Such as, I was never seen as my mother’s daughter when I went out with her, so blind were people to the obvious social cues of how we treated each other, because they couldn’t see past my face. And it was simply a matter of time before my experiences reflected the fact that I was black in America, and this is something that would blind people too.
Disenfranchised (with everywhere, but particularly with where I lived) I looked forward to going to Boston for college. I was, surprisingly, homesick when I got there, and it took me a while to get used to the unfamiliar place around me. I realized that I am a human being, and therefore a creature of habit, and such a disruption of place and lifestyle would make itself known. Maybe this is why we get attached to places, sometimes places we don’t even particularly like — it’s simply that we know them. When I called my father from school, he said the same thing: “sometimes the devil you know is better than the angel you don’t.”
At MIT, I was fortunate to find a home, where a little of the hatred I had learned would be undone, or at least, I would meet other people who had gone through similar things. It was much more diverse than my high school, and I would, for the first time, feel like I belonged. Though I knew I would love MIT, I did not realize how much it would become a part of me, and how much it would influence my life and perspective. I don’t know if this is true of every environment or every college, but I know that I feel this way, in large part, because I found many communities I loved, and quickly found the love returned.
It was not only about cultural background, but also about different interests and perspectives. I found people who were excited for me and who I could be excited for. As my friend Elizabeth C. would say, our community is full of people who would never make fun of anyone for something they were genuinely interested in, however “nerdy” or “weird”. I found people who did not make fun of me for my dreams and ambitions, and even better, would share in them, and dream with me.
Now, it feels a little like I am starting all over again, staring at empty walls, wondering what to put on them. I can’t decide whether to be more frightened or excited, because the world is big and chaotic and truly anything could happen. I look up and out, and I want to reach out and take on everything, to perform projects on different continents, to be busy and dynamic, to be part of so many movements I would excitedly discuss with my friends at MIT. But I look back, or down at my feet, and I am worried about much smaller things — will I be good enough at my job? Will I be able to get into grad school, if I want to go someday? Will I really have the courage to take the leaps I want to, even if it means falling hard and failing? These are things I thought I learned how to do (and I did) but still tug at the back of my mind. Life so far has felt like a constant process of scaling up.

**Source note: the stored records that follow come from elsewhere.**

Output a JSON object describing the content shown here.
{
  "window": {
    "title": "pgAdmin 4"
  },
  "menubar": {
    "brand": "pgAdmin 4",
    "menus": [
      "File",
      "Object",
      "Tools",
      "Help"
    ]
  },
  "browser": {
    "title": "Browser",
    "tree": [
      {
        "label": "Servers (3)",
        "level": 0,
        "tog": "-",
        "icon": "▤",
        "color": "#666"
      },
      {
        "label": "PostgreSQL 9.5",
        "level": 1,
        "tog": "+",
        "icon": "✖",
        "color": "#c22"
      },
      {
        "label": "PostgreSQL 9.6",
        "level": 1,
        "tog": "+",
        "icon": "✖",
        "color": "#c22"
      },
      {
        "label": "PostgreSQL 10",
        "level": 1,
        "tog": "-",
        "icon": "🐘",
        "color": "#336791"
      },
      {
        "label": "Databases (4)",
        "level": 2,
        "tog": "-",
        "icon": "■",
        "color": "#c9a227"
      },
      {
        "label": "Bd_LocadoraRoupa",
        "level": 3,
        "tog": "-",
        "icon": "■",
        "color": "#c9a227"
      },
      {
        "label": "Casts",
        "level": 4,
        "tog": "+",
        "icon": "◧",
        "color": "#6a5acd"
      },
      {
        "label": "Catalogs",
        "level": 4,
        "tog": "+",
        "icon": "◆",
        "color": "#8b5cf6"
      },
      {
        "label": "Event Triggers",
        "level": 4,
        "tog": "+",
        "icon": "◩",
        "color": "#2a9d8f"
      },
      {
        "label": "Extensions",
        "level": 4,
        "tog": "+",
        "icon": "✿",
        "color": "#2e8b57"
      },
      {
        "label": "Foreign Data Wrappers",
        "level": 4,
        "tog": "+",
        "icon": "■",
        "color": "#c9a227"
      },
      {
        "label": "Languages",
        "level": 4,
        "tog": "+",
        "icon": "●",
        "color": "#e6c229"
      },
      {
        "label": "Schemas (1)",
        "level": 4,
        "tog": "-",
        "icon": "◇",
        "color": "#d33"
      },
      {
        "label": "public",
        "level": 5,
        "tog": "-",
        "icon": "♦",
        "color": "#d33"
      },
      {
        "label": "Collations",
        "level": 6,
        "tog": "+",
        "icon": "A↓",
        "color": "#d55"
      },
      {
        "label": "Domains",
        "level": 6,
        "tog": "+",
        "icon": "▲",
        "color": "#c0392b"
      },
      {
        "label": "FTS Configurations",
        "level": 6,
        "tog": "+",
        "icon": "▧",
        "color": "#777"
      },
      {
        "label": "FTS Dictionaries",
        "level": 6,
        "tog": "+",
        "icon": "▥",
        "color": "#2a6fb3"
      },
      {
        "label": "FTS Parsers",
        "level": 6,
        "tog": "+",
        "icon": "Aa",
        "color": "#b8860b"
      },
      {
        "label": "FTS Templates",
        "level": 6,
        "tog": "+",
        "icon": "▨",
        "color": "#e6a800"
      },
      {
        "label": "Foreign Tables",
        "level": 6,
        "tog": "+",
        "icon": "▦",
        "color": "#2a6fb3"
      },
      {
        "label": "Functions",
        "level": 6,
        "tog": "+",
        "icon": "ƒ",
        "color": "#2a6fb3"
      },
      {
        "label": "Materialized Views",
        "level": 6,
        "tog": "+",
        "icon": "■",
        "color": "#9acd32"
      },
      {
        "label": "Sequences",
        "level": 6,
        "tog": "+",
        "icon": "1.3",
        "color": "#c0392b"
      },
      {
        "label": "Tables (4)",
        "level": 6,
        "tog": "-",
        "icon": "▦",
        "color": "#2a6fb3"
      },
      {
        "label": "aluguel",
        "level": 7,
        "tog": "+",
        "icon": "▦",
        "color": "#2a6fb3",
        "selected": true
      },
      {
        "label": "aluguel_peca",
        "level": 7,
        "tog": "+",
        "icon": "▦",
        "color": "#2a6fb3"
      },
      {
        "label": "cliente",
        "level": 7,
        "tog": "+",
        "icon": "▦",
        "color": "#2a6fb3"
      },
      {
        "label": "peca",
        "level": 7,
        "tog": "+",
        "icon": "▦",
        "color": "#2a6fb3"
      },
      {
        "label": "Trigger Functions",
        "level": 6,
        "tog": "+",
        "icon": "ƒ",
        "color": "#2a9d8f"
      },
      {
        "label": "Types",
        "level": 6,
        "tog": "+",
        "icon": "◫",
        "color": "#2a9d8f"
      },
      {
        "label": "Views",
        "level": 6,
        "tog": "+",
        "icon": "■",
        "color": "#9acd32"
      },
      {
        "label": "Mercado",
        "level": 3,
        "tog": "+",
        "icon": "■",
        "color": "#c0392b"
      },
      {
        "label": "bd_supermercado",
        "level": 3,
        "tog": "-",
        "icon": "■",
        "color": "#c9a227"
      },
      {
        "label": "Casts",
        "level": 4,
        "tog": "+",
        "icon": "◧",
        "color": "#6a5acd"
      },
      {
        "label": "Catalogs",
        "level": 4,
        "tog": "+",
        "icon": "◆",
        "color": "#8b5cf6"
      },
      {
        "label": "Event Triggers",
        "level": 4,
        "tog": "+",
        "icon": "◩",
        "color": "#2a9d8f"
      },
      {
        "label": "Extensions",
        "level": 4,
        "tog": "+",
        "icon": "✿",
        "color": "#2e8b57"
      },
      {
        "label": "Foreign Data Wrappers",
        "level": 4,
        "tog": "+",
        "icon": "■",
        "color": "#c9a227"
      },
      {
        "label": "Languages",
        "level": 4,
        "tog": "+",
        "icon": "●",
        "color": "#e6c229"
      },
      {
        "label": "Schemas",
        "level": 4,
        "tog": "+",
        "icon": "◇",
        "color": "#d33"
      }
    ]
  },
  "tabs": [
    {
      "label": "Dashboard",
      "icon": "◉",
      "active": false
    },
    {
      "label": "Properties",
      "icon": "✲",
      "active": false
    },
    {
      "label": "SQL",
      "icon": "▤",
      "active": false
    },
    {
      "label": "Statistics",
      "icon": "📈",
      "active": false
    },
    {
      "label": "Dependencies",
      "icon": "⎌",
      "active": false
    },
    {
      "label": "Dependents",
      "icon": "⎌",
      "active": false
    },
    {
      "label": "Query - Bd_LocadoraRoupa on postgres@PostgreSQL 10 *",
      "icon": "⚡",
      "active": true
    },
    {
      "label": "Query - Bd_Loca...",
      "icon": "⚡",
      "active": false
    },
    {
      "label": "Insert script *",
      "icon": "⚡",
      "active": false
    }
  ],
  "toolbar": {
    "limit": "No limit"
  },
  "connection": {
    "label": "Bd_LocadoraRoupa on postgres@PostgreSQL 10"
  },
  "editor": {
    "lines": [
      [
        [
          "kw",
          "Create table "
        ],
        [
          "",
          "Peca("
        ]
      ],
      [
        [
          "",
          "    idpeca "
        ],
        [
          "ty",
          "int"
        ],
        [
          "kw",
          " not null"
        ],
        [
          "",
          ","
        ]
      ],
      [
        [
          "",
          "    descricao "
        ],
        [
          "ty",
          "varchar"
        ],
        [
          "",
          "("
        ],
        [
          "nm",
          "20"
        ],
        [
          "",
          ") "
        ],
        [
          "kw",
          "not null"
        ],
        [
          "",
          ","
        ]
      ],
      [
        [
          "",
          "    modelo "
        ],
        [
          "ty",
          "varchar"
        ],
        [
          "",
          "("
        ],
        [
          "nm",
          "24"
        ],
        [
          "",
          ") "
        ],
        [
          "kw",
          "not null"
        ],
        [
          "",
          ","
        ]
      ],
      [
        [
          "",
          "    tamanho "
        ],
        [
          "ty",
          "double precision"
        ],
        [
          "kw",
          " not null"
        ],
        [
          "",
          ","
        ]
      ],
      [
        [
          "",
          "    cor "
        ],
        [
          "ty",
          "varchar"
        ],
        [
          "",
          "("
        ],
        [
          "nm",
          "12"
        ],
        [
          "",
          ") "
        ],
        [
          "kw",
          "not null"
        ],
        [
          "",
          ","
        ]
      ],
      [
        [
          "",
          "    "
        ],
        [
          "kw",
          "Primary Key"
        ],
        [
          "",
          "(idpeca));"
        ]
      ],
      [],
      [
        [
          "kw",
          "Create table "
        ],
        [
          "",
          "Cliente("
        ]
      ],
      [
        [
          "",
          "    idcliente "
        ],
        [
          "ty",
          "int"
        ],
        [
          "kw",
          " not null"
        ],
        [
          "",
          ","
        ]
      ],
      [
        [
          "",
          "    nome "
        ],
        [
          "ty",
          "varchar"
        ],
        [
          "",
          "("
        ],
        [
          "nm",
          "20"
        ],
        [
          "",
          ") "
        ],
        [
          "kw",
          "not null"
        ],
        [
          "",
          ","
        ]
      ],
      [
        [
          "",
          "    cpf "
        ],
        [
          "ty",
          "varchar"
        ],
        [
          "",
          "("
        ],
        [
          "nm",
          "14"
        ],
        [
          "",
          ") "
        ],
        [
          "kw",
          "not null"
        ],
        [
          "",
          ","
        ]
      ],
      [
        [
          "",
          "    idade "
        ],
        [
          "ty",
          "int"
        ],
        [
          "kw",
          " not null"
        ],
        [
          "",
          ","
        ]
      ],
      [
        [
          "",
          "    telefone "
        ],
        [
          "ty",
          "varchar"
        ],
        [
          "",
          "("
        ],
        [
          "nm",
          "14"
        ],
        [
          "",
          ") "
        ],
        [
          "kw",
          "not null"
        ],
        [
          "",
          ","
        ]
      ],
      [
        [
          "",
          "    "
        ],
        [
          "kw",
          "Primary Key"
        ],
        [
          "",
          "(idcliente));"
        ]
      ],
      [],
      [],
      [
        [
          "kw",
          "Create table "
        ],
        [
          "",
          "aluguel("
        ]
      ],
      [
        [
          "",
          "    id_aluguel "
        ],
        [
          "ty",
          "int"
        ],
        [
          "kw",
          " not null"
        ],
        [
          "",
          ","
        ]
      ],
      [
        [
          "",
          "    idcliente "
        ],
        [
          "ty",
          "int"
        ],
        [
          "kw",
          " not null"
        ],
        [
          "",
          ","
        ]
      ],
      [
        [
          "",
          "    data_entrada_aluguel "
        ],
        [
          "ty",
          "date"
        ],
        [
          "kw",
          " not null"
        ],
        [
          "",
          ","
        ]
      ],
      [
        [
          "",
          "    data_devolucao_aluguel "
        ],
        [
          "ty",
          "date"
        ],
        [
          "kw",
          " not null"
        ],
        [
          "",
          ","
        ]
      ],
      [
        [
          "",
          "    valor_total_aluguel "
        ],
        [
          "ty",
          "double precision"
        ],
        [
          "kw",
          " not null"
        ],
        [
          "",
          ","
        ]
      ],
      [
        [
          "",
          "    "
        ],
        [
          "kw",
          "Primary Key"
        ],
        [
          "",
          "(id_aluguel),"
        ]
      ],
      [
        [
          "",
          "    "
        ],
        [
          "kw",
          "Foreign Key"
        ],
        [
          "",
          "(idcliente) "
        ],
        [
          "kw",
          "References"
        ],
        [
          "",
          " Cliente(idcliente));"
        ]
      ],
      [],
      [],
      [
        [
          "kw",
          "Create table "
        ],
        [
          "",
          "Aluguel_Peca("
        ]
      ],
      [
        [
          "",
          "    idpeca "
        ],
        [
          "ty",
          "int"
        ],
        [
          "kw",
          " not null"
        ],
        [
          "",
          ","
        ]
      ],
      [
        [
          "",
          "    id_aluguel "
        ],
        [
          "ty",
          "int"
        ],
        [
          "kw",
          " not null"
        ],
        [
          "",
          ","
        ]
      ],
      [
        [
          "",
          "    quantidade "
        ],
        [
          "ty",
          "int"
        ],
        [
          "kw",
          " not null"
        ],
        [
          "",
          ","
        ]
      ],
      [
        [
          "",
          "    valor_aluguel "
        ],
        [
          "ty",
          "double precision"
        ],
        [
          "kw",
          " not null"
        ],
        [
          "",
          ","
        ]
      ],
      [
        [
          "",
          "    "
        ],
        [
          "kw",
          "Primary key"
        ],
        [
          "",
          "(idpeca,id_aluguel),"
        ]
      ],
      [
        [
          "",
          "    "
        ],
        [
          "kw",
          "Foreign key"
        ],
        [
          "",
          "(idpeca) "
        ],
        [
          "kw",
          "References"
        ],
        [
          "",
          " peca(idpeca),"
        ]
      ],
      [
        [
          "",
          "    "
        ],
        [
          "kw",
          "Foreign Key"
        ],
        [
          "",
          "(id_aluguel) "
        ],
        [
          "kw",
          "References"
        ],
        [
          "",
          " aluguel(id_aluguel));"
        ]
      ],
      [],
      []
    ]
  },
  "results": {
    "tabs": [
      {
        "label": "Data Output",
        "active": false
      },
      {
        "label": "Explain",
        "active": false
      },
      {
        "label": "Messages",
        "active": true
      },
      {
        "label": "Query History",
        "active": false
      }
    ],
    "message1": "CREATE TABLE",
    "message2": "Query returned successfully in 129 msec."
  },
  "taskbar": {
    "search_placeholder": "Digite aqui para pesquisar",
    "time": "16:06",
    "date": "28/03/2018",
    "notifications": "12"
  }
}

As I unpack all these things before you here, I am looking out at the empty white spaces and wondering what will become of them. What is the new home I will make for myself; what will I do; what people will I find.
Only one way to find out.